6. Grill Salmon on Saturday, Have a Tuna Sandwich on Tuesday
Researchers at the Harvard School of Public Health say that eating fish at least twice a week can lower your heart-disease risk by more than 30 percent. The magic ingredient is the omega-3 fatty acids found in fish. In another study, men without heart disease were 10 percent less likely to die suddenly when their blood levels of omega-3s were high.

7. Ask Your Doctor About Vitamin E and Aspirin
Men who took the antioxidant and the blood thinner daily cut the plaque in their clogged arteries by more than 80 percent, according to a recent University of Pennsylvania study.

8. Eat a Cup of Total Corn Flakes for Breakfast
This cereal contains one of the highest concentrations of folate (675 micrograms) of any cold cereal. Taking in that much folic acid daily (the recommended amount is 400 mcg) cuts your risk of cardiovascular disease by 13 percent, according to researchers at Tulane University. Folate works by reducing blood levels of artery-damaging homocysteine.

9. Count to 10
Creating a 10-second buffer before reacting to a stressful situation may be enough to cool you down. Men who respond to stress with anger are three times more likely to be diagnosed with heart disease and five times more likely to have a heart attack before turning 55, say researchers at Johns Hopkins University.

10. Eat Watermelon
It contains about 40 percent more lycopene than is found in raw tomatoes, and a new study by the USDA’s Agricultural Research Service shows that your body absorbs it at higher levels due to the melon’s high water content. Half a wedge may boost heart-disease prevention by 30 percent.

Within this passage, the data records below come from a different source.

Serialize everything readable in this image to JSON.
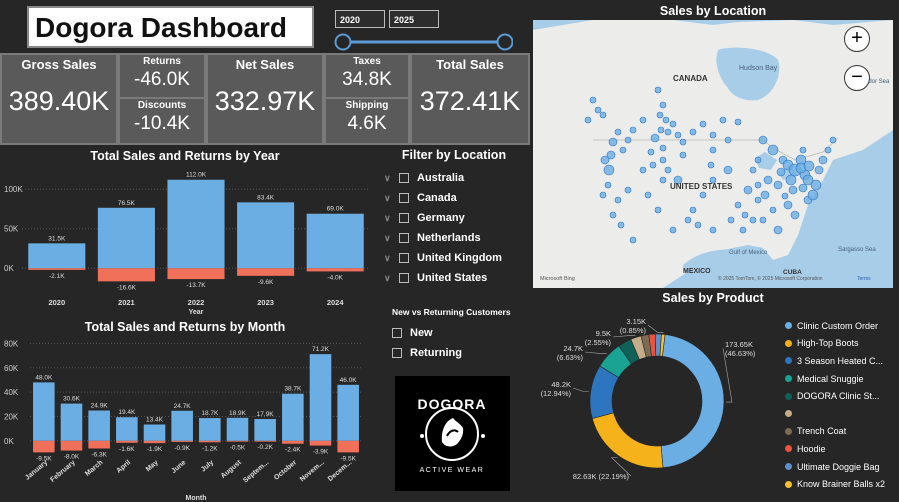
{
  "header": {
    "title": "Dogora Dashboard"
  },
  "date_range": {
    "start": "2020",
    "end": "2025"
  },
  "kpis": {
    "gross_sales": {
      "label": "Gross Sales",
      "value": "389.40K"
    },
    "returns": {
      "label": "Returns",
      "value": "-46.0K"
    },
    "discounts": {
      "label": "Discounts",
      "value": "-10.4K"
    },
    "net_sales": {
      "label": "Net Sales",
      "value": "332.97K"
    },
    "taxes": {
      "label": "Taxes",
      "value": "34.8K"
    },
    "shipping": {
      "label": "Shipping",
      "value": "4.6K"
    },
    "total_sales": {
      "label": "Total Sales",
      "value": "372.41K"
    }
  },
  "filter_location": {
    "title": "Filter by Location",
    "items": [
      "Australia",
      "Canada",
      "Germany",
      "Netherlands",
      "United Kingdom",
      "United States"
    ]
  },
  "customer_filter": {
    "title": "New vs Returning Customers",
    "items": [
      "New",
      "Returning"
    ]
  },
  "logo": {
    "brand": "DOGORA",
    "tagline": "ACTIVE WEAR"
  },
  "map": {
    "title": "Sales by Location",
    "labels": {
      "canada": "CANADA",
      "us": "UNITED STATES",
      "mexico": "MEXICO",
      "cuba": "CUBA",
      "hudson": "Hudson Bay",
      "labrador": "Labrador Sea",
      "sargasso": "Sargasso Sea",
      "gulf": "Gulf of Mexico"
    },
    "attribution": "Microsoft Bing",
    "copyright": "© 2025 TomTom, © 2025 Microsoft Corporation",
    "terms": "Terms",
    "zoom_in": "+",
    "zoom_out": "−"
  },
  "chart_data": [
    {
      "type": "bar",
      "title": "Total Sales and Returns by Year",
      "xlabel": "Year",
      "categories": [
        "2020",
        "2021",
        "2022",
        "2023",
        "2024"
      ],
      "series": [
        {
          "name": "Total Sales",
          "values": [
            31.5,
            76.5,
            112.0,
            83.4,
            69.0
          ],
          "labels": [
            "31.5K",
            "76.5K",
            "112.0K",
            "83.4K",
            "69.0K"
          ],
          "color": "#6aaee3"
        },
        {
          "name": "Returns",
          "values": [
            -2.1,
            -16.6,
            -13.7,
            -9.6,
            -4.0
          ],
          "labels": [
            "-2.1K",
            "-16.6K",
            "-13.7K",
            "-9.6K",
            "-4.0K"
          ],
          "color": "#f0705a"
        }
      ],
      "yticks": [
        "0K",
        "50K",
        "100K"
      ],
      "ylim": [
        -25,
        118
      ]
    },
    {
      "type": "bar",
      "title": "Total Sales and Returns by Month",
      "xlabel": "Month",
      "categories": [
        "January",
        "February",
        "March",
        "April",
        "May",
        "June",
        "July",
        "August",
        "Septem...",
        "October",
        "Novem...",
        "Decem..."
      ],
      "series": [
        {
          "name": "Total Sales",
          "values": [
            48.0,
            30.6,
            24.9,
            19.4,
            13.4,
            24.7,
            18.7,
            18.9,
            17.9,
            38.7,
            71.2,
            46.0
          ],
          "labels": [
            "48.0K",
            "30.6K",
            "24.9K",
            "19.4K",
            "13.4K",
            "24.7K",
            "18.7K",
            "18.9K",
            "17.9K",
            "38.7K",
            "71.2K",
            "46.0K"
          ],
          "color": "#6aaee3"
        },
        {
          "name": "Returns",
          "values": [
            -9.5,
            -8.0,
            -6.3,
            -1.6,
            -1.9,
            -0.9,
            -1.2,
            -0.5,
            -0.2,
            -2.4,
            -3.9,
            -9.5
          ],
          "labels": [
            "-9.5K",
            "-8.0K",
            "-6.3K",
            "-1.6K",
            "-1.9K",
            "-0.9K",
            "-1.2K",
            "-0.5K",
            "-0.2K",
            "-2.4K",
            "-3.9K",
            "-9.5K"
          ],
          "color": "#f0705a"
        }
      ],
      "yticks": [
        "0K",
        "20K",
        "40K",
        "60K",
        "80K"
      ],
      "ylim": [
        -10,
        82
      ]
    },
    {
      "type": "pie",
      "title": "Sales by Product",
      "slices": [
        {
          "name": "Clinic Custom Order",
          "value": 173.65,
          "label": "173.65K (46.63%)",
          "color": "#6aaee3"
        },
        {
          "name": "High-Top Boots",
          "value": 82.63,
          "label": "82.63K (22.19%)",
          "color": "#f6b21b"
        },
        {
          "name": "3 Season Heated C...",
          "value": 48.2,
          "label": "48.2K (12.94%)",
          "color": "#2e75c0"
        },
        {
          "name": "Medical Snuggie",
          "value": 24.7,
          "label": "24.7K (6.63%)",
          "color": "#18a393"
        },
        {
          "name": "DOGORA Clinic St...",
          "value": 12.1,
          "label": "",
          "color": "#106158"
        },
        {
          "name": "",
          "value": 9.5,
          "label": "9.5K (2.55%)",
          "color": "#c6ad8a"
        },
        {
          "name": "Trench Coat",
          "value": 7.0,
          "label": "",
          "color": "#7d6b55"
        },
        {
          "name": "Hoodie",
          "value": 5.7,
          "label": "",
          "color": "#e8533f"
        },
        {
          "name": "Ultimate Doggie Bag",
          "value": 5.5,
          "label": "",
          "color": "#5d8fc9"
        },
        {
          "name": "Know Brainer Balls x2",
          "value": 3.15,
          "label": "3.15K (0.85%)",
          "color": "#f6c02e"
        }
      ]
    }
  ]
}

Courtesy Men’s Health

Mushrooms, green tea may lower breast cancer risk

Women who get plenty of mushrooms and green tea in their diets may have a lower risk of developing breast cancer, new study findings suggest.

The study, of more than 2,000 Chinese women, found that the more fresh and dried mushrooms the women ate, the lower was their breast cancer risk.
The risk was lower still among those who also drank green tea everyday.
It’s known that the rate of breast cancer in China is four- to five- times lower than rates typically seen in developed countries — though the rate has been climbing over the past few decades in the most affluent parts of China.
The current findings suggest that traditional diets — and specifically, large quantities of mushrooms and green tea — may help explain China’s lower breast cancer incidence, according to lead researcher Dr. Min Zhang, of the University of Western Australia in Perth.
She and her colleagues report the findings in the International Journal of Cancer.
The study was conducted in southeast China and involved 1,009 breast cancer patients between the ages of 20 and 87, and an equal number of healthy women the same age. All completed a detailed dietary questionnaire that asked them how often they ate specific foods.
Overall, Zhang’s team found, women who ate the most fresh mushrooms — 10 grams or more per day — were about two thirds less likely to develop breast cancer than non-consumers of mushrooms. Meanwhile, women who ate 4 grams or more of dried mushrooms per day had half the cancer risk of non-consumers.
Finally, mushroom eaters who also drank green tea everyday had only 11 to 18 percent of the breast cancer risk of women who consumed neither.
The study does not prove cause-and-effect, the researchers point out.
They did account for several kinds of risk factors for breast cancer – such as the women’s weight, education level, and exercise frequency and smoking habits — but there could be other factors that explain the findings.
This is also the first study linking high dietary amounts of mushrooms and green tea to lower breast cancer risk, Zhang told Reuters Health.
Therefore, she said, it’s too early for women to assume that the foods will help them avoid the cancer.
Still, it is biologically plausible, the researchers point out.
Lab research has shown that mushroom extracts have anti-tumor properties and, in animals, can stimulate the immune system’s cancer defenses. For its part, green tea contains antioxidant compounds called polyphenols that have been shown to fight breast tumors in animals.

SOURCE: International Journal of Cancer, March 15, 2009